Where Does the David Price Playoff Start Rank In Great Red Sox Postseason Performances
Featured image courtesy of Zimbio.com (Oct. 17, 2018 – Source: Elsa/Getty Images North America)
Nobody in the world expected that to happen. Maybe you thought David Price would pitch a good game, but nobody expected him to pitch six scoreless innings while striking out nine without allowing a walk. Maybe you expected Price to outpitch Justin Verlander on short rest, but you were certainly in the minority. That playoff start was one of the best in recent memory, but where does the David Price playoff start rank, historically speaking, in the great Red Sox playoff performances of recent memory?
Where Does the David Price Playoff Start Rank Among Great Red Sox Performances?
The Red Sox starters have put up some great starts in this postseason run, but none like Price’s last night. The closest we have in 2018 is likely Nathan Eovaldi’s gem against the New York Yankees. In that game, Eovaldi went seven innings, allowing one run and five strikeouts without allowing a walk.
Make no mistakes, this was a fantastic outing, and one the Red Sox desperately needed. Had the Red Sox lost that game, they would have been staring down elimination with a game left in Yankee Stadium. However, even though Eovaldi went one inning deeper, he allowed an extra run and struck out two fewer batters. Additionally, he was pitching on full rest, while Price was on three days rest. This isn’t meant to be a shot at Eovaldi – he’s been fantastic – but this is just to highlight how great Price was.
Comparing Price to 2013
The 2016 and 2017 Red Sox starting pitching was terrible in the postseason, so you’ll need to go all the way back to 2013 to find the next contender. Postseason legend Jon Lester had arguably the best start of his postseason career against the St. Louis Cardinals in Game One of the World Series. During that 8-1 win, Lester went 7.2 scoreless innings, striking out eight batters while allowing just one walk and five hits.

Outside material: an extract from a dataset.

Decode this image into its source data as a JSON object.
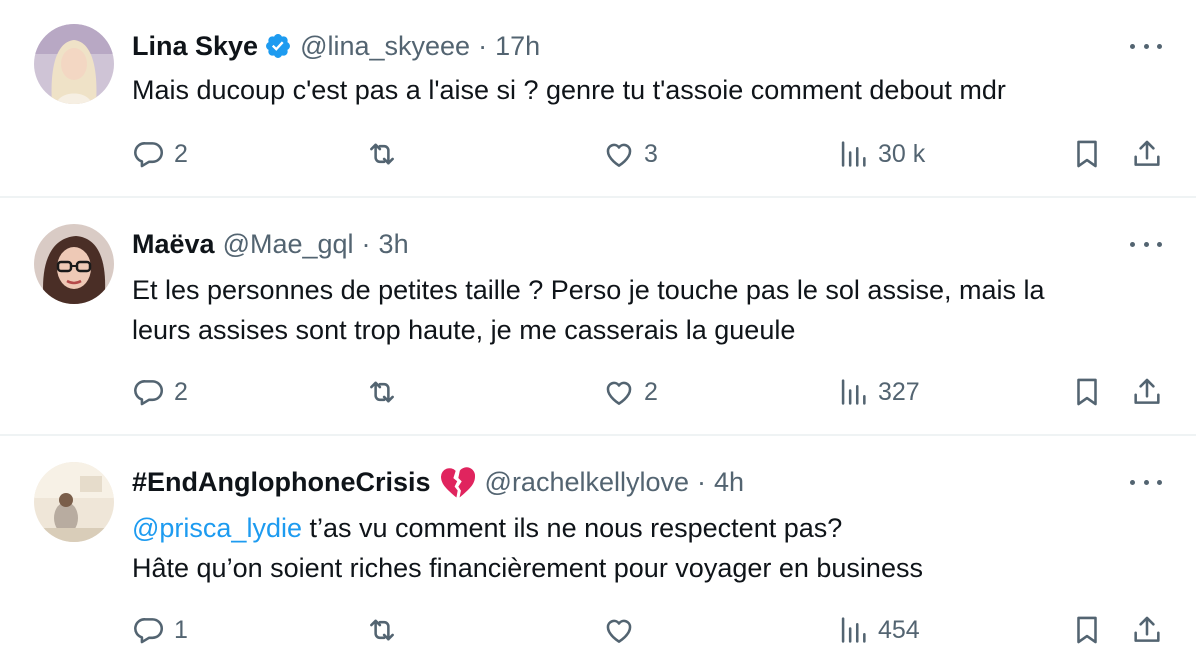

One series before that, John Lackey pitched an eerily-similar game to David Price’s recent gem. Lackey outdueled Justin Verlander himself, tossing 6.2 scoreless innings. During those 6.2 frames, Lackey allowed just five hits while striking out eight and not allowing a walk.
Honestly, all three of these starts were absolute masterpieces and are hard to rank. Each player didn’t allow a run, so we’re obviously talking about pure greatness here. Lester went the deepest into his game but allowed more hits and walks while striking out fewer batters than Lackey and Price. Price “only” went six innings but struck out the most batters and arguably faced the best team of the three. It’s a cop out, but ranking any of these performances above the others would be blasphemous. Let’s call it a three-way tie.
Going Back Even Further
The only other player since the turn of the decade to have a postseason start close to this was Josh Beckett in 2007. Facing off against the Angels in the ALDS, Beckett pitched a complete game, shutting out the Angles while striking out five, walking nobody, allowing just four hits.
As fantastic as Price, Lester, and Lackey were, this one probably takes the cake from a pure statistical standpoint. Only Price had more strikeouts and fewer hits allowed, and Lester’s 7.2 innings pitched are the next closest to Beckett’s complete game.
Granted, the 2007 Angels were nowhere near as good as the 2013 Tigers, 2013 Cardinals, or the 2018 Astros. That said, a start like that is impressive no matter who you’re facing. Beckett came up huge in the first postseason game of what would end up being a World Series campaign.
This start takes the cake as the best in recent memory, but Price, Lackey, and Lester are not far behind it. No matter how you want to rank them, take a minute to appreciate how fortunate we are to even be having this conversation. The Red Sox went without a title for 86 years, and now they have a chance to win their fourth title in 15 years. Boston sports, in general, has had an unprecedented level of success over the past few years. Enjoy every second of the ride.